Consider a group of n robots, numbered R2D1 through R2Dn, and m tasks, numbered 1 through m. Tasks can be different and robots are specialized, hence a given robot can only perform certain tasks. This information is provided as part of the input specification: For each robot, you are given a list of all tasks that robot is capable of performing. This project is about getting as many tasks done in a given amount of time by this collection of specialized robots. For all three parts, assume that each task takes one day to perform from start to finish, and once a robot starts working on a task, it completes that task before starting on another task. Also the robots cannot multi-task, i.e. they cannot work on two or more tasks at the same time. For parts 1 and 2, also assume that there are no dependencies among tasks (this makes your life a lot easier!), i.e. any subset of tasks can be worked on concurrently by qualified robots.
1. (a) Suppose your goal is to maximize the number of tasks that can be completed in a single day. Formulate this problem in such a way that one of the graph algorithms covered in class can be applied to solve it.
(b) Write code to solve this problem. Your code should output the maximum number of tasks you can complete in one day, as well as one set of robot-task pairings that will achieve this result. See the coding instructions for more information on writing your code.
2. (a) Suppose your goal is now to minimize the number of days taken to complete all tasks. One way to address this is to apply the solution for 1(a) above to pending tasks at the end of every day. Thus, you do as many tasks as you can on day 1; on day 2, apply the same algorithm but on a reduced" input, where tasks already completed are removed, and so on till all tasks are done. This approach has a greedy flavour to it. Show with the aid of a counter-example that this approach may not always lead to the optimal solution (or prove that it always provides an optimal solution).
(b) Since the problem above seems to be difficult, you instead set an objective of doing as many tasks as possible in a specified number of days, d. Describe how you can conceptually find an optimal solution to this problem. Show the correctness of your algorithm, i.e., argue that the solution will indeed be optimal.
(c) Write code to implement your solution to 2(b) above. You can reuse any code developed for earlier parts of this project. Your code should output the maximum number of tasks you can complete in d days, as well as one set of robot-task pairings for each day that will achieve this result. Hint: Observe that there are only 5 points for this section. That suggests that if you have the code working for problem 1, this would not be much more e ort if you did have a suitable formulation for this problem!
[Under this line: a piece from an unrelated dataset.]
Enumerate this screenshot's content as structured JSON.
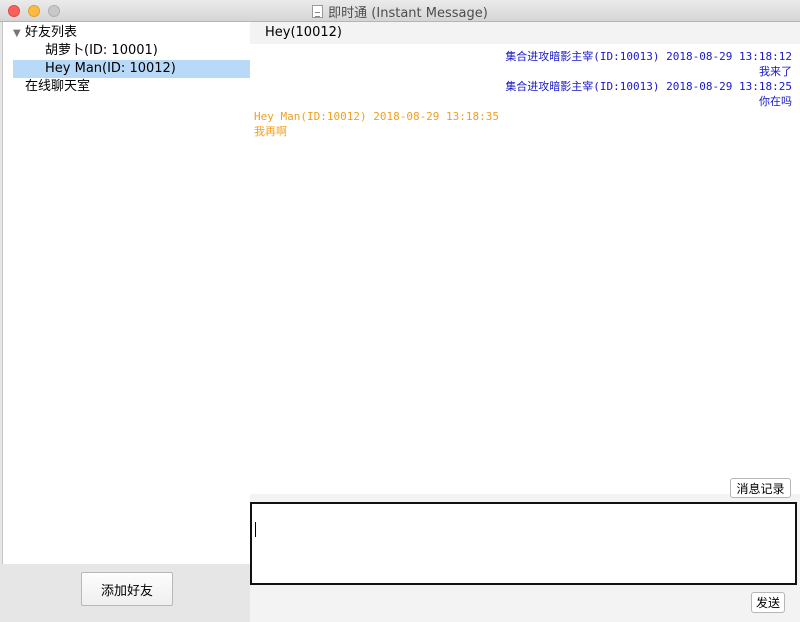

Despite this hint, if you were not able to get a suitable formulation for 2(b), then you can do 2(c) by using the approach of 2(a). This is not the desirable option: You will only get half-credit for 2(c) if you do so, but that is better than nothing.
Suppose now that your tasks may have dependencies among themselves. These dependencies are specified by an m*m adjacency matrix A, where a i,j = 1 if task i needs to be completed before task j can be started, and is zero if task j is not directly dependent on task i. Suggest a reasonably efficient way of trying to finish all the tasks in as few days as you can, that builds upon your solutions to the earlier problems. Argue whether your procedure is provably optimal, or just a very good heuristic. No need to write code.
- You can code in C/C++, Java, or Python. You can use the standard library of whatever language you code in but no other "ready made" code. A part of this project is to get you to implement some of the algorithms that you have seen in class.
- Make sure that your code compiles and runs on an LRC machine.
- You can use the sample problem specification on Blackboard to test and debug you code. The problem specification consists of three plain text files:
- A robot capabilities le for problems 1(b) and 2(c), the first line of this le specifies n and m as two comma separated numbers. For example, if the first line reads 10; 20, then there are n = 10 robots and m = 20 tasks. All other lines of this le specify a robot and the tasks that robot is capable of performing as a comma separated list. For example, if a line reads 10; 1; 2; 3, then robot 10 is capable of performing tasks 1, 2, and 3. There will be n + 1 lines in this file.
- A task dependencies le for problem 4(c). Each line of this le specifies a dependency between a pair of tasks as two comma separated numbers. For example, if a line reads 1; 2, then task 1 needs to be completed before task 2 can be started. There will be as many lines in this le as there are edges in the dependency graph.
- A task times le for problem 4(c). This le lists the completion times of each task as a comma separated list. For example, if the le reads 2; 4; 6; : : : , then task 1 takes 2 days to complete, task 2 takes 4 days to complete, task 3 takes 6 days to complete, and so on. There will be just one line in this le.
- The executable compiled from your code will be called with the le names (that includes the full le path) of these three les as its arguments. The order of these arguments will be the same as the one above. You should print your results to standard out.
- Your code will be tested on a different problem specification that will follow the same file formats as the sample specification.